Records supplied:

↓↓↓

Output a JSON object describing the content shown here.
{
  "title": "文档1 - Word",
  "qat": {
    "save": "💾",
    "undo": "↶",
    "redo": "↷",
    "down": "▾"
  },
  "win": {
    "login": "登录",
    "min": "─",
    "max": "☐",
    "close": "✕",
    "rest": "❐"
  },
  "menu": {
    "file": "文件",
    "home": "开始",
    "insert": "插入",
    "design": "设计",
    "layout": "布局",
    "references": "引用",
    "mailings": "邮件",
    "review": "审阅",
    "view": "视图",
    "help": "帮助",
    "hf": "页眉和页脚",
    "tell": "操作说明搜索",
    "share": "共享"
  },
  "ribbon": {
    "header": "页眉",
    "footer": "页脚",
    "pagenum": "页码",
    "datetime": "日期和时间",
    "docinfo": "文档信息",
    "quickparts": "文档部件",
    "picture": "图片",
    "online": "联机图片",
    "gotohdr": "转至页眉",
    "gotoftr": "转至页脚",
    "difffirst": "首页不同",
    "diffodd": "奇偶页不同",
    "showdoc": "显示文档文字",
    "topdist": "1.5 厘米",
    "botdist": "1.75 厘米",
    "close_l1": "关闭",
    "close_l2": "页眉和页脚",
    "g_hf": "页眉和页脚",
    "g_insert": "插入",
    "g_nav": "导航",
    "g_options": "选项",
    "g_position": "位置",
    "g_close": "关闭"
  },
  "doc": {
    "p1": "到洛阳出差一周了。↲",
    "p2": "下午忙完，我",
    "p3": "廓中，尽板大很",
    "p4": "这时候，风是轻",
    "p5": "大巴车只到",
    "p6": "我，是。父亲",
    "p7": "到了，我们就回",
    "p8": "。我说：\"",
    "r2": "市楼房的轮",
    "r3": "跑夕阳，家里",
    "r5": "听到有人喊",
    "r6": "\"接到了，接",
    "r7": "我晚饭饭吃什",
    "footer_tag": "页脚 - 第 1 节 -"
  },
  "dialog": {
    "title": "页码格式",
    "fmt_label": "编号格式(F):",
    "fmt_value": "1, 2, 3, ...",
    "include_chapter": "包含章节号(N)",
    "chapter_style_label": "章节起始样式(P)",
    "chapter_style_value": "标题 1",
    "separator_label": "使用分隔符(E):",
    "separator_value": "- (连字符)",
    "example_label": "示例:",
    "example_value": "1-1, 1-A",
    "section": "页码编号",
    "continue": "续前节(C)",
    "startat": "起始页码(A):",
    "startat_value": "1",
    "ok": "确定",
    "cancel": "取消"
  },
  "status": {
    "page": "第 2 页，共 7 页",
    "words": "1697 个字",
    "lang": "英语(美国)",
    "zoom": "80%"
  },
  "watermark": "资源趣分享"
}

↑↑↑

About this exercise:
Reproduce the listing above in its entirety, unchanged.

Problem solution:
Output a JSON object describing the content shown here.
{
  "title": "文档1 - Word",
  "qat": {
    "save": "💾",
    "undo": "↶",
    "redo": "↷",
    "down": "▾"
  },
  "win": {
    "login": "登录",
    "min": "─",
    "max": "☐",
    "close": "✕",
    "rest": "❐"
  },
  "menu": {
    "file": "文件",
    "home": "开始",
    "insert": "插入",
    "design": "设计",
    "layout": "布局",
    "references": "引用",
    "mailings": "邮件",
    "review": "审阅",
    "view": "视图",
    "help": "帮助",
    "hf": "页眉和页脚",
    "tell": "操作说明搜索",
    "share": "共享"
  },
  "ribbon": {
    "header": "页眉",
    "footer": "页脚",
    "pagenum": "页码",
    "datetime": "日期和时间",
    "docinfo": "文档信息",
    "quickparts": "文档部件",
    "picture": "图片",
    "online": "联机图片",
    "gotohdr": "转至页眉",
    "gotoftr": "转至页脚",
    "difffirst": "首页不同",
    "diffodd": "奇偶页不同",
    "showdoc": "显示文档文字",
    "topdist": "1.5 厘米",
    "botdist": "1.75 厘米",
    "close_l1": "关闭",
    "close_l2": "页眉和页脚",
    "g_hf": "页眉和页脚",
    "g_insert": "插入",
    "g_nav": "导航",
    "g_options": "选项",
    "g_position": "位置",
    "g_close": "关闭"
  },
  "doc": {
    "p1": "到洛阳出差一周了。↲",
    "p2": "下午忙完，我",
    "p3": "廓中，尽板大很",
    "p4": "这时候，风是轻",
    "p5": "大巴车只到",
    "p6": "我，是。父亲",
    "p7": "到了，我们就回",
    "p8": "。我说：\"",
    "r2": "市楼房的轮",
    "r3": "跑夕阳，家里",
    "r5": "听到有人喊",
    "r6": "\"接到了，接",
    "r7": "我晚饭饭吃什",
    "footer_tag": "页脚 - 第 1 节 -"
  },
  "dialog": {
    "title": "页码格式",
    "fmt_label": "编号格式(F):",
    "fmt_value": "1, 2, 3, ...",
    "include_chapter": "包含章节号(N)",
    "chapter_style_label": "章节起始样式(P)",
    "chapter_style_value": "标题 1",
    "separator_label": "使用分隔符(E):",
    "separator_value": "- (连字符)",
    "example_label": "示例:",
    "example_value": "1-1, 1-A",
    "section": "页码编号",
    "continue": "续前节(C)",
    "startat": "起始页码(A):",
    "startat_value": "1",
    "ok": "确定",
    "cancel": "取消"
  },
  "status": {
    "page": "第 2 页，共 7 页",
    "words": "1697 个字",
    "lang": "英语(美国)",
    "zoom": "80%"
  },
  "watermark": "资源趣分享"
}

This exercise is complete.